**Your instructions**
For each line in the data below that holds "dreams", return a copy.

**Records supplied**

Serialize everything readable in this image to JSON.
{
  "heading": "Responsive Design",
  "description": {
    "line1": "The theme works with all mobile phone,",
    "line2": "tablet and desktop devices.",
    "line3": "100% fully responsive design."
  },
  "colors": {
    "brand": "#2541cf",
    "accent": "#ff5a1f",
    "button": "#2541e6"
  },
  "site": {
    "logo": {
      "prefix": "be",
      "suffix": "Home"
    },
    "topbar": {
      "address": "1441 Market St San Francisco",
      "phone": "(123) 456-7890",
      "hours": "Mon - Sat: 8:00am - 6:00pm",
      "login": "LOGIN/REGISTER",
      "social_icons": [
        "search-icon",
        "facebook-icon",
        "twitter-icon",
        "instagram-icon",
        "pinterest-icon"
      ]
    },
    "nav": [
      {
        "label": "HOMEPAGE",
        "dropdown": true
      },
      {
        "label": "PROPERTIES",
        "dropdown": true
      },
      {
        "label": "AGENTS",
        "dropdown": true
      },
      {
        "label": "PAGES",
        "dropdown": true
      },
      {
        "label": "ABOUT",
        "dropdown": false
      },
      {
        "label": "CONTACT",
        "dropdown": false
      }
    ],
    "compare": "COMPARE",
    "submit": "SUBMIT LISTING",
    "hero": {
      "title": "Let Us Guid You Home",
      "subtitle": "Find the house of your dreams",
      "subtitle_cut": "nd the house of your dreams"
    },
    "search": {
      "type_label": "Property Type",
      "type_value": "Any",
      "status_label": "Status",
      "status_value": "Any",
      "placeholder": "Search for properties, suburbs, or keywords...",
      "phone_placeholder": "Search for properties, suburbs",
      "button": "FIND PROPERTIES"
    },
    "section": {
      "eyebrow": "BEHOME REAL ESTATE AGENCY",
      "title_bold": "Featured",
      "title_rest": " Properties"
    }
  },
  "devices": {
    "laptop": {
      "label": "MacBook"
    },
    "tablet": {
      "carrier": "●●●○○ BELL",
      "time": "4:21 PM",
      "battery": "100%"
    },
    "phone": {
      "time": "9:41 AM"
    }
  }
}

**Exercise answer**
      "subtitle": "Find the house of your dreams",
      "subtitle_cut": "nd the house of your dreams"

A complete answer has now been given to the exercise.